# RECORD EXCERPTS
+ + +

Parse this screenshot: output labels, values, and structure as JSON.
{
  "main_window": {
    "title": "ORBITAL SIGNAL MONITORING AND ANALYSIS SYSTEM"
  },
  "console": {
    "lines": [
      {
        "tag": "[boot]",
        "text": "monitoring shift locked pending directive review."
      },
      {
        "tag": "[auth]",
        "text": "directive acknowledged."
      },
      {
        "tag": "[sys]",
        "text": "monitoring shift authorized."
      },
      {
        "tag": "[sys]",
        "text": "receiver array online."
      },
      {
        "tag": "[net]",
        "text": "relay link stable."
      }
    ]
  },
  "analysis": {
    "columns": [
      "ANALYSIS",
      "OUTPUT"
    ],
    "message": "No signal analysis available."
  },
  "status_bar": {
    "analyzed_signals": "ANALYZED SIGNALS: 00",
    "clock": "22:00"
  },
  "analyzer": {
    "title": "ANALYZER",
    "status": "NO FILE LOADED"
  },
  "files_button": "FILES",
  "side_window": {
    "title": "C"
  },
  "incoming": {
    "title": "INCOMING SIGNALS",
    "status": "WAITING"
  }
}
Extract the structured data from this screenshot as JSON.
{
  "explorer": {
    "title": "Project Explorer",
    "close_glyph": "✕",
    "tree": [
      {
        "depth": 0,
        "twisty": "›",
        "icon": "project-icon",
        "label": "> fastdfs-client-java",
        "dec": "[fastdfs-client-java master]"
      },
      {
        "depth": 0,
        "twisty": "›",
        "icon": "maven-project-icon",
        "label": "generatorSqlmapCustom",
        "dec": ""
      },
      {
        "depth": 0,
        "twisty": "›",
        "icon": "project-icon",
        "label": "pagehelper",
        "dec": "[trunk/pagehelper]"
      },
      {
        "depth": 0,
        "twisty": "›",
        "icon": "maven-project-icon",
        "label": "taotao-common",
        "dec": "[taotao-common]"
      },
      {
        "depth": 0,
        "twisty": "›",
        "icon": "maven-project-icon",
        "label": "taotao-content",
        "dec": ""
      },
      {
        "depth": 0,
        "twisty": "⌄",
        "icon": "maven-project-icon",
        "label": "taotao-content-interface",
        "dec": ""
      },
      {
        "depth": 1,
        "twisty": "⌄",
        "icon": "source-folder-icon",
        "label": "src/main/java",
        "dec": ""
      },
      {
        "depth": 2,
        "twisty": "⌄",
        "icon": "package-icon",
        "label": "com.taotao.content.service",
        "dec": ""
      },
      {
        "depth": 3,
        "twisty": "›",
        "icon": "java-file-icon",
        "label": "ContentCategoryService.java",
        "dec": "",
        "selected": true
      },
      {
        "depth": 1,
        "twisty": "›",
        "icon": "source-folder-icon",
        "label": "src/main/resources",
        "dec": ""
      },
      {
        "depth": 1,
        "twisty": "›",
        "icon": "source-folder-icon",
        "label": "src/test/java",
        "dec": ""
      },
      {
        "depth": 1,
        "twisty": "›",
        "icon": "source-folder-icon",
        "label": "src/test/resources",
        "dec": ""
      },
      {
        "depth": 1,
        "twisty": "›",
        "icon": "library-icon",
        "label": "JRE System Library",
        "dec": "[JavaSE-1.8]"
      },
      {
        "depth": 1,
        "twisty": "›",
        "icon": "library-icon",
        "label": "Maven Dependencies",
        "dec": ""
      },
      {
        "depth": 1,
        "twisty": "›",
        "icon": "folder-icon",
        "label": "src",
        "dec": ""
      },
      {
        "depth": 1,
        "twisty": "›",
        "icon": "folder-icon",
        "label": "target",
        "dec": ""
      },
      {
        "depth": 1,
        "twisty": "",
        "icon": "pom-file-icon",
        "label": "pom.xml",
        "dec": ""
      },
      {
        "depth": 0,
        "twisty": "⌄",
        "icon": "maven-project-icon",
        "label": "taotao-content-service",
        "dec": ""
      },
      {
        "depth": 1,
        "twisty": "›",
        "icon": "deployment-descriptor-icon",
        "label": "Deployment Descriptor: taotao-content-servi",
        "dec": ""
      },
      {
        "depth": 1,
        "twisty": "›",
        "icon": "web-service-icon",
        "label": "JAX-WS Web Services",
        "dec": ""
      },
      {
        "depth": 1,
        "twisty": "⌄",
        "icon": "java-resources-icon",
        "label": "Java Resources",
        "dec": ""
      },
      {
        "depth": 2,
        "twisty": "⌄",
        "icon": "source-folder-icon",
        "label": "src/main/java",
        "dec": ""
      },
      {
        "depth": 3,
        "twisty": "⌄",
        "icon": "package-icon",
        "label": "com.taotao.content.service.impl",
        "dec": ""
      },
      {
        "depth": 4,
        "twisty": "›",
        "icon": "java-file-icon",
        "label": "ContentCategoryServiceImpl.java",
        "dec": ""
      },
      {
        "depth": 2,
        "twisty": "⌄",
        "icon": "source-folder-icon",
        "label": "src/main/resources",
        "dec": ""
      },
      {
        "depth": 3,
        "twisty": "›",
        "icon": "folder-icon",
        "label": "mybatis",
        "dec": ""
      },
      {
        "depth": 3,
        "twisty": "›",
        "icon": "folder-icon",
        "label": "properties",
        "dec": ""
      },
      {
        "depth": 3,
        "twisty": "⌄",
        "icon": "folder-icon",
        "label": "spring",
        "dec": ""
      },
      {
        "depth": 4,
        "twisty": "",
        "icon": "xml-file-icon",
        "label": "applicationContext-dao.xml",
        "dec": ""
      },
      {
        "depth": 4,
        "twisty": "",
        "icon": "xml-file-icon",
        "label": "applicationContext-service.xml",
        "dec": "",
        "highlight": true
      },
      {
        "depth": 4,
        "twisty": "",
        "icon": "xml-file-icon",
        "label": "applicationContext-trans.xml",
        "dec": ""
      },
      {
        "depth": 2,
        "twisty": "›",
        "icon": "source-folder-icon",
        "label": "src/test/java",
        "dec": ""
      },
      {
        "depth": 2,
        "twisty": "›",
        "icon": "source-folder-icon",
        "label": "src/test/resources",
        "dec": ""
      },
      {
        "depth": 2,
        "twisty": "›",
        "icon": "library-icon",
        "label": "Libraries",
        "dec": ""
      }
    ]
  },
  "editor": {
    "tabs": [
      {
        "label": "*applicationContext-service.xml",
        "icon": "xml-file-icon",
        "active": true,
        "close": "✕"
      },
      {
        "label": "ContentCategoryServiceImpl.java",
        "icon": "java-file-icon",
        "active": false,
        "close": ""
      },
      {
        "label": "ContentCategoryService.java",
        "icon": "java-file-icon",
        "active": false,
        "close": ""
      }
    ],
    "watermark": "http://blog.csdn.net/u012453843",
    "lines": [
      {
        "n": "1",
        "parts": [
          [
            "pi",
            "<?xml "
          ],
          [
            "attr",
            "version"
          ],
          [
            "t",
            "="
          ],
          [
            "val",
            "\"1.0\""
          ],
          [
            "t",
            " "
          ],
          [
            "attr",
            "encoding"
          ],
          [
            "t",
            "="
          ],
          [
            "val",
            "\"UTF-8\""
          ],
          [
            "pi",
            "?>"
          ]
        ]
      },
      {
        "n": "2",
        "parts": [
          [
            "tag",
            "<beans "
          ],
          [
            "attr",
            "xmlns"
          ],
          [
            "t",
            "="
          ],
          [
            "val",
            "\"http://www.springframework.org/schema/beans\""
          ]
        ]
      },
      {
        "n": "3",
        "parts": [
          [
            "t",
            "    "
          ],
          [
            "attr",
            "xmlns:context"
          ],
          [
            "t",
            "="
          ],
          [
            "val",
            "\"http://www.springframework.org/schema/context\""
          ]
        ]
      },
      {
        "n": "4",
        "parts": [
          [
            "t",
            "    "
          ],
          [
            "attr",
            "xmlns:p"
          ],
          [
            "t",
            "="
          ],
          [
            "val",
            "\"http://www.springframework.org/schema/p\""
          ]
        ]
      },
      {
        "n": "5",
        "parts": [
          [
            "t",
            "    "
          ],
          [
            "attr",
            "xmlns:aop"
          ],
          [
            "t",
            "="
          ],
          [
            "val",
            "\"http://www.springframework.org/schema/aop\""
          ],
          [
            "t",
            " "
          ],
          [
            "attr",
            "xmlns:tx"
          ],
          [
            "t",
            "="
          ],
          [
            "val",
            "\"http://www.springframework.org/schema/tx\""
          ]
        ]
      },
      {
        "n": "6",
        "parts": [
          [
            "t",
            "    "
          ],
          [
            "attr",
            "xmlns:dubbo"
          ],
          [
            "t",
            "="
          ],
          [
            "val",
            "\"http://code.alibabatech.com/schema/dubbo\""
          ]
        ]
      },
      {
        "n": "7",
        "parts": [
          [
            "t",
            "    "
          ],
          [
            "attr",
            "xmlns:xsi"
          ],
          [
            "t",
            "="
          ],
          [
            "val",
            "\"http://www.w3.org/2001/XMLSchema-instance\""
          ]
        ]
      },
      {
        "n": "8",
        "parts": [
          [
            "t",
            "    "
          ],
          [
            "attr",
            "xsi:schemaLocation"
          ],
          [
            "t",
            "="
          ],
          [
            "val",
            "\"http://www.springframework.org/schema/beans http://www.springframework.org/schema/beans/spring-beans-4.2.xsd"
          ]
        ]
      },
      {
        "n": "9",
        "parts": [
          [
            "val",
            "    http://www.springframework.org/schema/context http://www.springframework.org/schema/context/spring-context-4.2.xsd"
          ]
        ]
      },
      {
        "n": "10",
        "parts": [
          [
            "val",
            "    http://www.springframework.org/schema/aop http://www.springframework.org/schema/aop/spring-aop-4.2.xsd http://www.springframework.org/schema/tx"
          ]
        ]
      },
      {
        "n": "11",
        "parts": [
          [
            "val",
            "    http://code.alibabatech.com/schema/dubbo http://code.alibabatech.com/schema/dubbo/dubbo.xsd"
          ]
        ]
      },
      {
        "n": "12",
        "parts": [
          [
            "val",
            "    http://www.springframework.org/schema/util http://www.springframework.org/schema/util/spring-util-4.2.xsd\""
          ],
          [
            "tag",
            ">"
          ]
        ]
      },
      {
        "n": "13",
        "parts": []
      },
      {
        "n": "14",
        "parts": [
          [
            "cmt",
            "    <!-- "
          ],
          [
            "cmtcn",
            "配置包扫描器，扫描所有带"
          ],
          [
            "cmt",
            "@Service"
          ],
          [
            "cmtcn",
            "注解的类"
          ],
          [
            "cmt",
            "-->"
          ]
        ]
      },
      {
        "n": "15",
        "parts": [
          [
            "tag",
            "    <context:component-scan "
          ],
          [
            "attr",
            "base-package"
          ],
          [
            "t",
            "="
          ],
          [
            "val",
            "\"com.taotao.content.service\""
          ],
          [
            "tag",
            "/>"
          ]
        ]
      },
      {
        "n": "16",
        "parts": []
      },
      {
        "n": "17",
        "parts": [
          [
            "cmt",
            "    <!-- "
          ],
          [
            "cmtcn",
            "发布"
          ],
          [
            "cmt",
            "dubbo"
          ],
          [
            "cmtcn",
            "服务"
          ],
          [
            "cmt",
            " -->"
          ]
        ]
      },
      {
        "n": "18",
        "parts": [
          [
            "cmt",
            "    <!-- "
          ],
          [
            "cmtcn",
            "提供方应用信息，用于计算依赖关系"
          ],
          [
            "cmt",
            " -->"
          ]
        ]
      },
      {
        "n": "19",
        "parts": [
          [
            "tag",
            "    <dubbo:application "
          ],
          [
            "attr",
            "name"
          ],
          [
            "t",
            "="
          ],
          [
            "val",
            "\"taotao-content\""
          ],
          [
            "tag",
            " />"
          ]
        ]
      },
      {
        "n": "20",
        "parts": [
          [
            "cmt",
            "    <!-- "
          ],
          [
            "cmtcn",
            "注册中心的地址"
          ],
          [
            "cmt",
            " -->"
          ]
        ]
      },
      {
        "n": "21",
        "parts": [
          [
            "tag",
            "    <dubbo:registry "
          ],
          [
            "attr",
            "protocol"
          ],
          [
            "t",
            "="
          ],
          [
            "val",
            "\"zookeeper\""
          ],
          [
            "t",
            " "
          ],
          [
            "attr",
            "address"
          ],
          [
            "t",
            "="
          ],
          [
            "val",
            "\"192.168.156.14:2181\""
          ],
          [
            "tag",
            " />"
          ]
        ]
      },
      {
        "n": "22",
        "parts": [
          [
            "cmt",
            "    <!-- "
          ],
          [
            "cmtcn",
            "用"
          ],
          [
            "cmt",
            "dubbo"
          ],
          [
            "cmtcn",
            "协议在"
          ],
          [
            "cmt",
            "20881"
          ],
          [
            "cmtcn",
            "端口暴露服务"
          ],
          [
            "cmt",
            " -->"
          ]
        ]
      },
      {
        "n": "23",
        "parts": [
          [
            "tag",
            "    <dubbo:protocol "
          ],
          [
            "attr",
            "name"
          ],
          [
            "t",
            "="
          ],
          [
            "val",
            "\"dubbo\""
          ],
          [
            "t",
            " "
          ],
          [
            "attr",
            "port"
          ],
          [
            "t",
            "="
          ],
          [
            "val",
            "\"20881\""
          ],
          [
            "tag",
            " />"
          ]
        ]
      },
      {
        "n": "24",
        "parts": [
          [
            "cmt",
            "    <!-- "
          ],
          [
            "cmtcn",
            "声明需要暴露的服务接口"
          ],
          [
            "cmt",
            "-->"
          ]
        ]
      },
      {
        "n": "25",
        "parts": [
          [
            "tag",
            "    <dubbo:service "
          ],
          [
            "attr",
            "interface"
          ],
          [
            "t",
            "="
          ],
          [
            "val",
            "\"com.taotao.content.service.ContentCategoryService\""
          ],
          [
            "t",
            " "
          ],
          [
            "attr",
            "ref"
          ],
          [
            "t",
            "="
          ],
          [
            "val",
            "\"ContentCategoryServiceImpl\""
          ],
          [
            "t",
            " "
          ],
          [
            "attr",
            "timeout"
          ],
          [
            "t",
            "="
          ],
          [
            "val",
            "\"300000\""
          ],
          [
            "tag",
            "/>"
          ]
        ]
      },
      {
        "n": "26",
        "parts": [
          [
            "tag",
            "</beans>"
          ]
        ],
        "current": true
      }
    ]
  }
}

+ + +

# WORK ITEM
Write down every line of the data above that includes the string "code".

# OUTPUT OF THE EXERCISE
            "\"http://code.alibabatech.com/schema/dubbo\""
            "    http://code.alibabatech.com/schema/dubbo http://code.alibabatech.com/schema/dubbo/dubbo.xsd"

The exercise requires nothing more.